Filed in: Wap Review Directory - News
Ratings: Content Usability
Ready.mobi Score: 2 "Bad"
Mobile Link: mobile.Politico.com
Alameda, California based NextBus delivers frequently updated estimates of the arrival time of the next transit vehicle at a given stop. Delivery is by electronic signs, voice response systems, SMS and the Internet, including the mobile web. NextBus is used by 45 transit systems in the US and Canada, including my hometown, San Francisco.
Today @Karrio on Twitter discovered a location aware Touch Web version of NextBus at nextbus.com/webkit/. Using the location provider API exposed by the iPhone and Android browsers, it displays the next arrival times at the nearest stops along with a map showing your location and the nearby stops.
I was unable to find any announcement of the new web app on the web or even a mention of it the Nextbus site. So I guess it's a stealth Beta. If you have a compatible phone give it a try. Most BlackBerrys and the MicroB and Mobile Firefox browsers on the Nokia N900 have location provider support and may work as well.
If your browser doesn't expose location information or you choose to block location access, NextBus will default to showing information for a dummy location in downtown San Francisco. There's a menu that lets you change to a different location or even a different city by picking from a list. This worked pretty well with the location-less Opera Mobile 10 Beta running on my Nokia N95-3. Opera Mini and the WebKit based Nokia browser on the N95 were also able to display the NextBus touch site with proper formatting, but clicking the menu to change the location in those two browsers had no effect.

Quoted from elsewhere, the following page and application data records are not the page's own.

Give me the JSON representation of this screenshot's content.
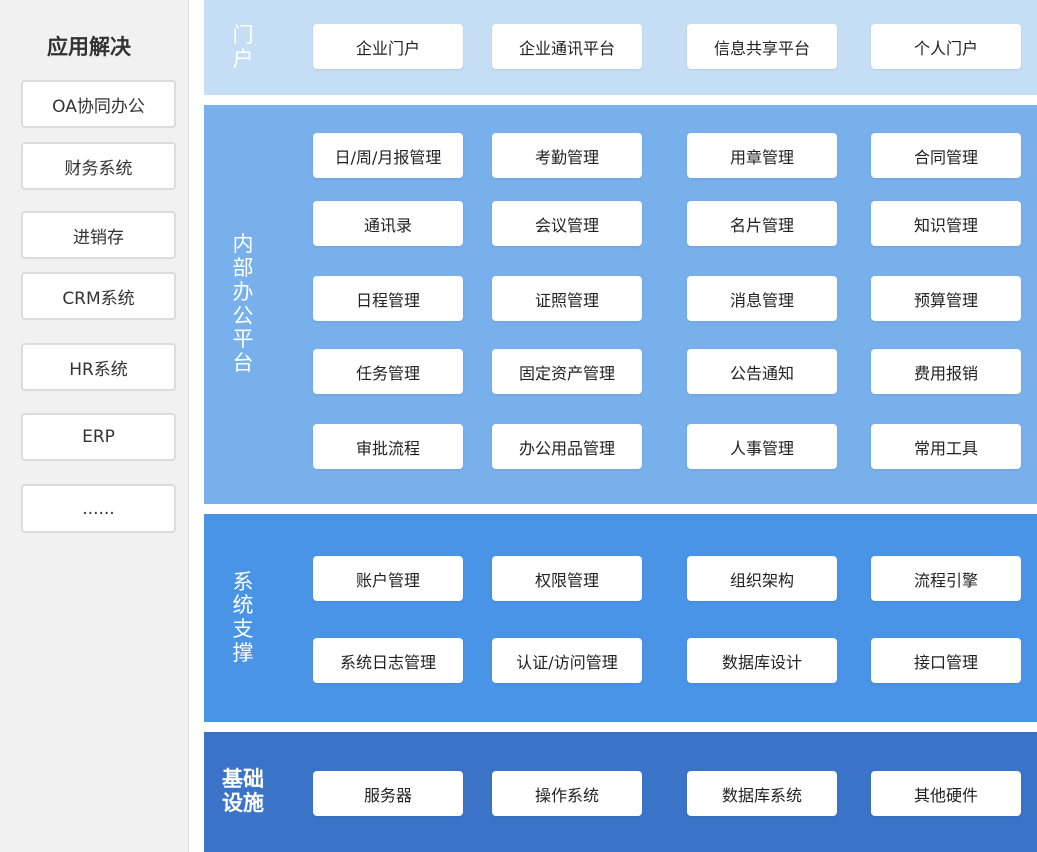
{
  "sidebar": {
    "title": "应用解决",
    "items": [
      "OA协同办公",
      "财务系统",
      "进销存",
      "CRM系统",
      "HR系统",
      "ERP",
      "......"
    ]
  },
  "layers": {
    "portal": {
      "label": "门户",
      "color": "#c5ddf5",
      "modules": [
        "企业门户",
        "企业通讯平台",
        "信息共享平台",
        "个人门户"
      ]
    },
    "office": {
      "label": "内部办公平台",
      "color": "#78b0ec",
      "modules": [
        "日/周/月报管理",
        "考勤管理",
        "用章管理",
        "合同管理",
        "通讯录",
        "会议管理",
        "名片管理",
        "知识管理",
        "日程管理",
        "证照管理",
        "消息管理",
        "预算管理",
        "任务管理",
        "固定资产管理",
        "公告通知",
        "费用报销",
        "审批流程",
        "办公用品管理",
        "人事管理",
        "常用工具"
      ]
    },
    "support": {
      "label": "系统支撑",
      "color": "#4a94e8",
      "modules": [
        "账户管理",
        "权限管理",
        "组织架构",
        "流程引擎",
        "系统日志管理",
        "认证/访问管理",
        "数据库设计",
        "接口管理"
      ]
    },
    "infra": {
      "label": "基础设施",
      "color": "#3a73c8",
      "modules": [
        "服务器",
        "操作系统",
        "数据库系统",
        "其他硬件"
      ]
    }
  }
}
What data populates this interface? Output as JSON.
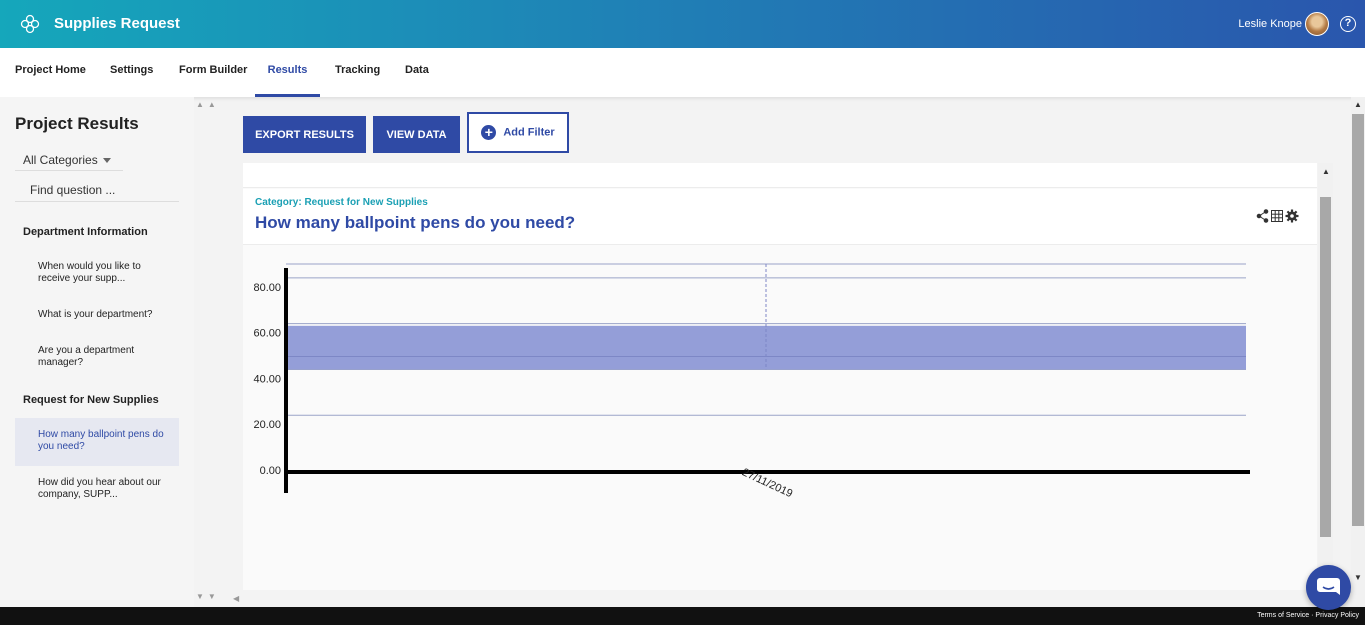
{
  "header": {
    "app_title": "Supplies Request",
    "user_name": "Leslie Knope",
    "help_glyph": "?",
    "icons": [
      "flower-logo-icon",
      "help-icon"
    ]
  },
  "nav": {
    "tabs": [
      {
        "label": "Project Home"
      },
      {
        "label": "Settings"
      },
      {
        "label": "Form Builder"
      },
      {
        "label": "Results",
        "active": true
      },
      {
        "label": "Tracking"
      },
      {
        "label": "Data"
      }
    ]
  },
  "sidebar": {
    "title": "Project Results",
    "category_select": "All Categories",
    "search_placeholder": "Find question ...",
    "groups": [
      {
        "name": "Department Information",
        "items": [
          {
            "label": "When would you like to receive your supp..."
          },
          {
            "label": "What is your department?"
          },
          {
            "label": "Are you a department manager?"
          }
        ]
      },
      {
        "name": "Request for New Supplies",
        "items": [
          {
            "label": "How many ballpoint pens do you need?",
            "active": true
          },
          {
            "label": "How did you hear about our company, SUPP..."
          }
        ]
      }
    ]
  },
  "toolbar": {
    "export_label": "EXPORT RESULTS",
    "view_data_label": "VIEW DATA",
    "add_filter_label": "Add Filter"
  },
  "question": {
    "category": "Category: Request for New Supplies",
    "title": "How many ballpoint pens do you need?"
  },
  "chart_data": {
    "type": "area",
    "y_ticks": [
      "80.00",
      "60.00",
      "40.00",
      "20.00",
      "0.00"
    ],
    "ylim": [
      0,
      90
    ],
    "x": [
      "27/11/2019"
    ],
    "band": {
      "low": 44,
      "high": 63
    },
    "grid": true,
    "colors": {
      "band": "#949ed8",
      "grid": "#9aa3c8",
      "axis": "#000000"
    }
  },
  "footer": {
    "terms": "Terms of Service",
    "privacy": "Privacy Policy"
  },
  "colors": {
    "brand": "#2f4aa5",
    "accent": "#1ba0b4"
  }
}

Please leave a comment if you are able to get the NextBus touch web app working on other devices, with or without location support.